That left a large contingent of people majoring in English by default. Because they weren't left-brained enough for science, because history was too dry, philosophy too difficult, geology too petroleum-oriented, and math too mathematical - because they weren't musical, artistic, financially motivated, or really all that smart, these people were pursuing university degrees doing something no different from what they'd done in first grade: reading stories. English was what people who didn't know what to major in majored in.
She used a line from Trollope's Barchester Towers as an epigraph: "There is no happiness in love, except at the end of an English novel."
Reading a novel after reading semiotic theory was like jogging empty-handed after jogging with hand weights.
Last words
(Click to show. Warning: May contain spoilers.)
Disambiguation notice
Publisher's editors
Publisher series
Information from the Finnish Common Knowledge. Edit to localize it to your language.
Original language

References to this work on external resources.

Wikipedia in English (1)

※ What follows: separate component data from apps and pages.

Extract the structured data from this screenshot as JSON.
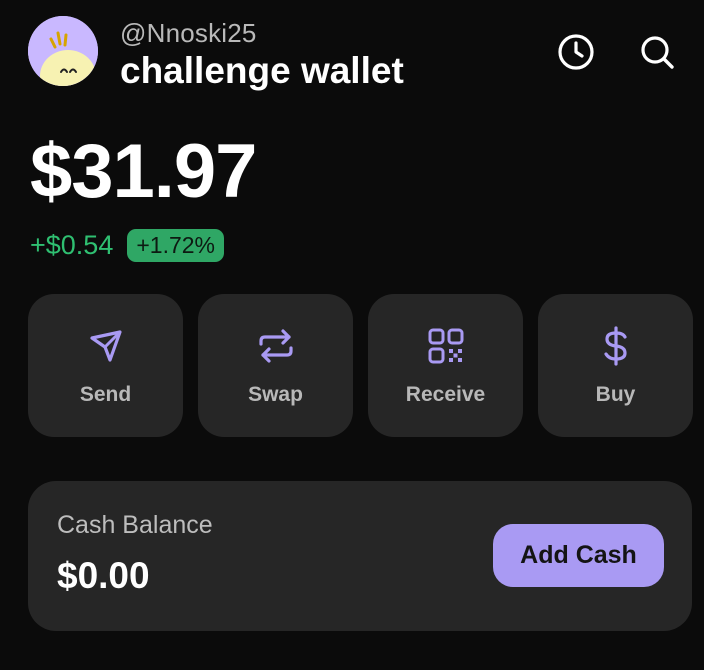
{
  "header": {
    "handle": "@Nnoski25",
    "wallet_name": "challenge wallet",
    "avatar_icon": "ghost-avatar-icon",
    "history_icon": "clock-icon",
    "search_icon": "search-icon"
  },
  "balance": {
    "total": "$31.97",
    "change_amount": "+$0.54",
    "change_percent": "+1.72%"
  },
  "actions": [
    {
      "label": "Send",
      "icon": "send-icon"
    },
    {
      "label": "Swap",
      "icon": "swap-icon"
    },
    {
      "label": "Receive",
      "icon": "qr-code-icon"
    },
    {
      "label": "Buy",
      "icon": "dollar-icon"
    }
  ],
  "cash": {
    "title": "Cash Balance",
    "value": "$0.00",
    "button_label": "Add Cash"
  },
  "colors": {
    "background": "#0b0b0b",
    "card": "#262626",
    "accent": "#a99af3",
    "positive": "#2fbf71",
    "badge": "#2fa765"
  }
}
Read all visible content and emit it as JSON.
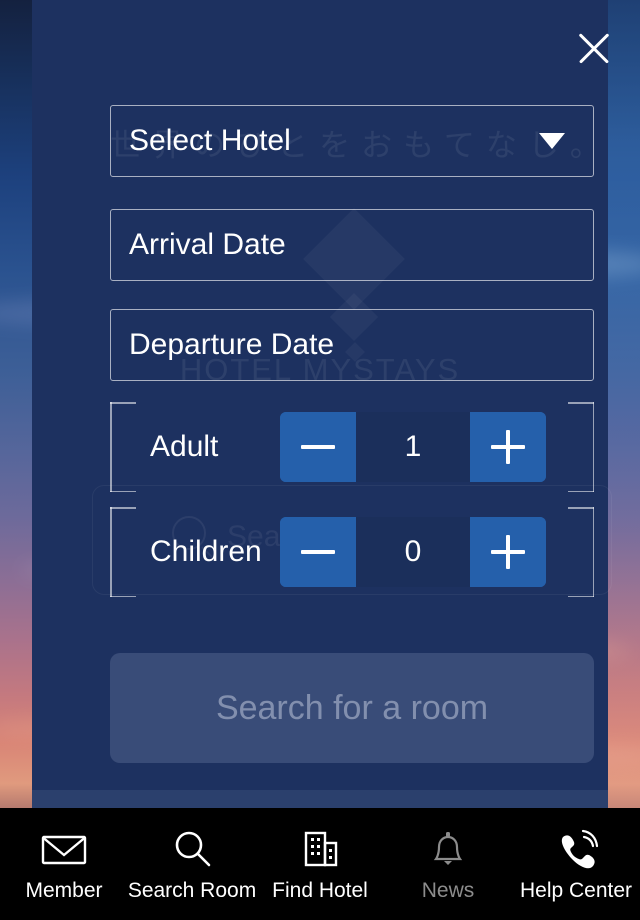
{
  "background": {
    "watermark_japanese": "世界のひとをおもてなし。",
    "watermark_brand": "HOTEL MYSTAYS",
    "underlying_search_placeholder": "Search for a room"
  },
  "modal": {
    "close_label": "Close",
    "fields": [
      {
        "name": "select-hotel",
        "label": "Select Hotel",
        "value": "",
        "has_caret": true
      },
      {
        "name": "arrival-date",
        "label": "Arrival Date",
        "value": "",
        "has_caret": false
      },
      {
        "name": "departure-date",
        "label": "Departure Date",
        "value": "",
        "has_caret": false
      }
    ],
    "steppers": [
      {
        "name": "adult",
        "label": "Adult",
        "value": "1",
        "minus": "−",
        "plus": "+"
      },
      {
        "name": "children",
        "label": "Children",
        "value": "0",
        "minus": "−",
        "plus": "+"
      }
    ],
    "submit_label": "Search for a room",
    "submit_enabled": false
  },
  "bottom_nav": {
    "items": [
      {
        "label": "Member",
        "icon": "envelope-icon",
        "active": true
      },
      {
        "label": "Search Room",
        "icon": "magnifier-icon",
        "active": true
      },
      {
        "label": "Find Hotel",
        "icon": "building-icon",
        "active": true
      },
      {
        "label": "News",
        "icon": "bell-icon",
        "active": false
      },
      {
        "label": "Help Center",
        "icon": "phone-icon",
        "active": true
      }
    ]
  },
  "colors": {
    "overlay": "#1d3160",
    "stepper_button": "#2560ab",
    "stepper_value_bg": "#1b2f5b",
    "nav_bg": "#000000",
    "text": "#ffffff"
  }
}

Book description
English major Madeleine Hanna must choose between two suitors while working on her senior thesis on the marriage plot that lies at the heart of the greatest English novels.
Haiku summary

Amazon.com Amazon.com Review (ISBN 0374203059, Hardcover)

Amazon Best Books of the Month, October 2011: Even among authors, Jeffrey Eugenides possesses a rare talent for being able to inhabit his characters. In The Marriage Plot, his third novel and first in ten years (following the Pulitzer Prize-winning Middlesex), Eugenides describes a year or so in the lives of three college seniors at Brown in the early 80s. There is Madeleine, a self-described “incurable romantic” who is slightly embarrassed at being so normal. There is Leonard, a brilliant, temperamental student from the Pacific Northwest. And completing the triangle is Mitchell, a Religious Studies major from Eugenides’ own Detroit. What follows is a book delivered in sincere and genuine prose, tracing the end of the students’ college days and continuing into those first, tentative steps toward true adulthood. This is a thoughtful and at times disarming novel about life, love, and discovery, set during a time when so much of life seems filled with deep portent. --Chris Schluep

(retrieved from Amazon Thu, 12 Mar 2015 18:24:32 -0400)

(see all 6 descriptions)

Madeleine Hanna breaks out of her straight-and-narrow mold when she falls in love with charismatic loner Leonard Bankhead, while at the same time an old friend of hers resurfaces, obsessed with the idea that Madeleine is his destiny.

(summary from another edition)

» see all 6 descriptions

Quick Links

Swap Ebooks Audio
11 avail.
915 wanted
7 pay7 pay

Popular covers


Average: (3.54)
0.5 2
1 26
1.5 9
2 100
2.5 34
3 323
3.5 120
4 384
4.5 70
5 145


2 editions of this book were published by Audible.com.

See editions

Is this you?

Become a LibraryThing Author.


You are using the new servers! | About | Privacy/Terms | Help/FAQs | Blog | Store | APIs | TinyCat | Legacy Libraries | Early Reviewers | Common Knowledge | 109,735,270 books! | Top bar: Always visible